When Flu Occurs

The peak of flu season can occur anywhere from late December through March. In the Southern Hemisphere the season is from June to September. The overall health impact (e.g., infections, hospitalizations, and deaths) of a flu season varies from year to year. Seasons are more likely to be severe if the epidemic originates in China. The Centres for Disease Control monitors circulating flu viruses and their related disease activity and provides influenza reports each week from October through May.


The period when an infected person is contagious depends on the age and health of the person. Studies show that most healthy adults may be able to infect others from 2 days prior to becoming sick and for 10 days after they first develop symptoms. Some young children and people with weakened immune systems may be contagious for longer than a week. Infectivity also varies widely between people, with about one in ten being "hyper-infectors" who are responsible for the majority of influenza transmission. While each flu season is unique, it is estimated that, on average, approximately 5% to 20% of people get the flu each year, and more than 200,000 persons are hospitalized for flu-related complications each year.
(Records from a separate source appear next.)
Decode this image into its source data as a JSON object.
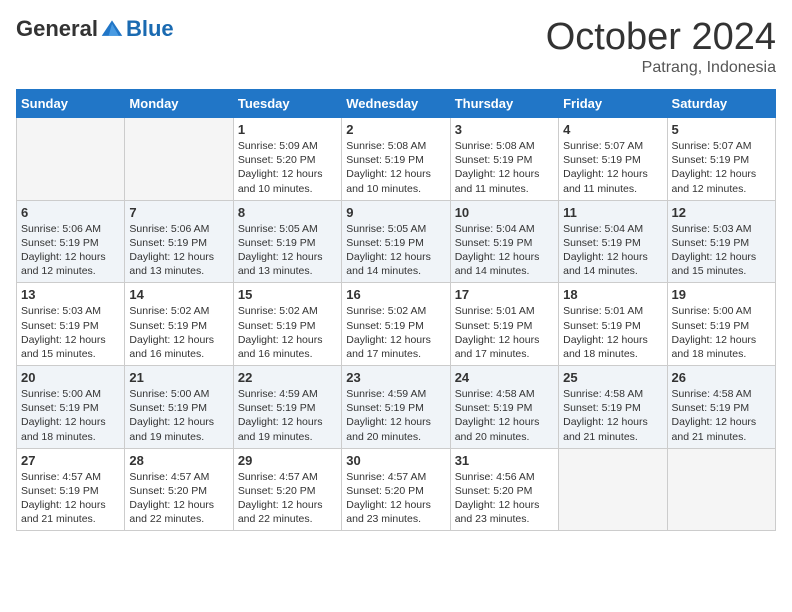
{
  "header": {
    "logo_general": "General",
    "logo_blue": "Blue",
    "month": "October 2024",
    "location": "Patrang, Indonesia"
  },
  "weekdays": [
    "Sunday",
    "Monday",
    "Tuesday",
    "Wednesday",
    "Thursday",
    "Friday",
    "Saturday"
  ],
  "weeks": [
    [
      {
        "day": "",
        "info": ""
      },
      {
        "day": "",
        "info": ""
      },
      {
        "day": "1",
        "info": "Sunrise: 5:09 AM\nSunset: 5:20 PM\nDaylight: 12 hours\nand 10 minutes."
      },
      {
        "day": "2",
        "info": "Sunrise: 5:08 AM\nSunset: 5:19 PM\nDaylight: 12 hours\nand 10 minutes."
      },
      {
        "day": "3",
        "info": "Sunrise: 5:08 AM\nSunset: 5:19 PM\nDaylight: 12 hours\nand 11 minutes."
      },
      {
        "day": "4",
        "info": "Sunrise: 5:07 AM\nSunset: 5:19 PM\nDaylight: 12 hours\nand 11 minutes."
      },
      {
        "day": "5",
        "info": "Sunrise: 5:07 AM\nSunset: 5:19 PM\nDaylight: 12 hours\nand 12 minutes."
      }
    ],
    [
      {
        "day": "6",
        "info": "Sunrise: 5:06 AM\nSunset: 5:19 PM\nDaylight: 12 hours\nand 12 minutes."
      },
      {
        "day": "7",
        "info": "Sunrise: 5:06 AM\nSunset: 5:19 PM\nDaylight: 12 hours\nand 13 minutes."
      },
      {
        "day": "8",
        "info": "Sunrise: 5:05 AM\nSunset: 5:19 PM\nDaylight: 12 hours\nand 13 minutes."
      },
      {
        "day": "9",
        "info": "Sunrise: 5:05 AM\nSunset: 5:19 PM\nDaylight: 12 hours\nand 14 minutes."
      },
      {
        "day": "10",
        "info": "Sunrise: 5:04 AM\nSunset: 5:19 PM\nDaylight: 12 hours\nand 14 minutes."
      },
      {
        "day": "11",
        "info": "Sunrise: 5:04 AM\nSunset: 5:19 PM\nDaylight: 12 hours\nand 14 minutes."
      },
      {
        "day": "12",
        "info": "Sunrise: 5:03 AM\nSunset: 5:19 PM\nDaylight: 12 hours\nand 15 minutes."
      }
    ],
    [
      {
        "day": "13",
        "info": "Sunrise: 5:03 AM\nSunset: 5:19 PM\nDaylight: 12 hours\nand 15 minutes."
      },
      {
        "day": "14",
        "info": "Sunrise: 5:02 AM\nSunset: 5:19 PM\nDaylight: 12 hours\nand 16 minutes."
      },
      {
        "day": "15",
        "info": "Sunrise: 5:02 AM\nSunset: 5:19 PM\nDaylight: 12 hours\nand 16 minutes."
      },
      {
        "day": "16",
        "info": "Sunrise: 5:02 AM\nSunset: 5:19 PM\nDaylight: 12 hours\nand 17 minutes."
      },
      {
        "day": "17",
        "info": "Sunrise: 5:01 AM\nSunset: 5:19 PM\nDaylight: 12 hours\nand 17 minutes."
      },
      {
        "day": "18",
        "info": "Sunrise: 5:01 AM\nSunset: 5:19 PM\nDaylight: 12 hours\nand 18 minutes."
      },
      {
        "day": "19",
        "info": "Sunrise: 5:00 AM\nSunset: 5:19 PM\nDaylight: 12 hours\nand 18 minutes."
      }
    ],
    [
      {
        "day": "20",
        "info": "Sunrise: 5:00 AM\nSunset: 5:19 PM\nDaylight: 12 hours\nand 18 minutes."
      },
      {
        "day": "21",
        "info": "Sunrise: 5:00 AM\nSunset: 5:19 PM\nDaylight: 12 hours\nand 19 minutes."
      },
      {
        "day": "22",
        "info": "Sunrise: 4:59 AM\nSunset: 5:19 PM\nDaylight: 12 hours\nand 19 minutes."
      },
      {
        "day": "23",
        "info": "Sunrise: 4:59 AM\nSunset: 5:19 PM\nDaylight: 12 hours\nand 20 minutes."
      },
      {
        "day": "24",
        "info": "Sunrise: 4:58 AM\nSunset: 5:19 PM\nDaylight: 12 hours\nand 20 minutes."
      },
      {
        "day": "25",
        "info": "Sunrise: 4:58 AM\nSunset: 5:19 PM\nDaylight: 12 hours\nand 21 minutes."
      },
      {
        "day": "26",
        "info": "Sunrise: 4:58 AM\nSunset: 5:19 PM\nDaylight: 12 hours\nand 21 minutes."
      }
    ],
    [
      {
        "day": "27",
        "info": "Sunrise: 4:57 AM\nSunset: 5:19 PM\nDaylight: 12 hours\nand 21 minutes."
      },
      {
        "day": "28",
        "info": "Sunrise: 4:57 AM\nSunset: 5:20 PM\nDaylight: 12 hours\nand 22 minutes."
      },
      {
        "day": "29",
        "info": "Sunrise: 4:57 AM\nSunset: 5:20 PM\nDaylight: 12 hours\nand 22 minutes."
      },
      {
        "day": "30",
        "info": "Sunrise: 4:57 AM\nSunset: 5:20 PM\nDaylight: 12 hours\nand 23 minutes."
      },
      {
        "day": "31",
        "info": "Sunrise: 4:56 AM\nSunset: 5:20 PM\nDaylight: 12 hours\nand 23 minutes."
      },
      {
        "day": "",
        "info": ""
      },
      {
        "day": "",
        "info": ""
      }
    ]
  ]
}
About 36,000 people die on average per year from the complications of flu.